### Work order
Filter the data for lines with the word "label" and copy those lines.

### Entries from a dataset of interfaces

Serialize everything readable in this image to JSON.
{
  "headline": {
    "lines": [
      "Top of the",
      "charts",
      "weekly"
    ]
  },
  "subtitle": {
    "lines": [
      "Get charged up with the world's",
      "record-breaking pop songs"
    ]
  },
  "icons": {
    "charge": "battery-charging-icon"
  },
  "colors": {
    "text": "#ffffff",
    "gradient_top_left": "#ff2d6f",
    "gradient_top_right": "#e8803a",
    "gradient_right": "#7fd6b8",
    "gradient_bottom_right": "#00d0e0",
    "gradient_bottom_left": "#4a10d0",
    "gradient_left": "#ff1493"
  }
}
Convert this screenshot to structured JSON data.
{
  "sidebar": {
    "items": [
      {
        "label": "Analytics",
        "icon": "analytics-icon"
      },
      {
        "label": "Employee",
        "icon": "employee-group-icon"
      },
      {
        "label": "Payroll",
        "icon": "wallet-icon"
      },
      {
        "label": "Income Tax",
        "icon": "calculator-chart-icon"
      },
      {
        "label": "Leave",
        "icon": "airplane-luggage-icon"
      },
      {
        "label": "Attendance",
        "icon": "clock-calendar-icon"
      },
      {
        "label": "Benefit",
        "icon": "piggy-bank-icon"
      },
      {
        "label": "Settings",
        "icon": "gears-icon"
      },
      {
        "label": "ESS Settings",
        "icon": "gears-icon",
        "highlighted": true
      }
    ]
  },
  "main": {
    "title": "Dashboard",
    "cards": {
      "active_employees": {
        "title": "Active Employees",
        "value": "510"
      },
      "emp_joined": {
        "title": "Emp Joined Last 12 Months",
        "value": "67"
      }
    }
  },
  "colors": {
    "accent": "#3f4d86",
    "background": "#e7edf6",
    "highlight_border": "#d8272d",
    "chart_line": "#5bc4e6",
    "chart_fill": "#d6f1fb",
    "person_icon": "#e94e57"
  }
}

### Answer box
        "label": "Analytics",
        "label": "Employee",
        "label": "Payroll",
        "label": "Income Tax",
        "label": "Leave",
        "label": "Attendance",
        "label": "Benefit",
        "label": "Settings",
        "label": "ESS Settings",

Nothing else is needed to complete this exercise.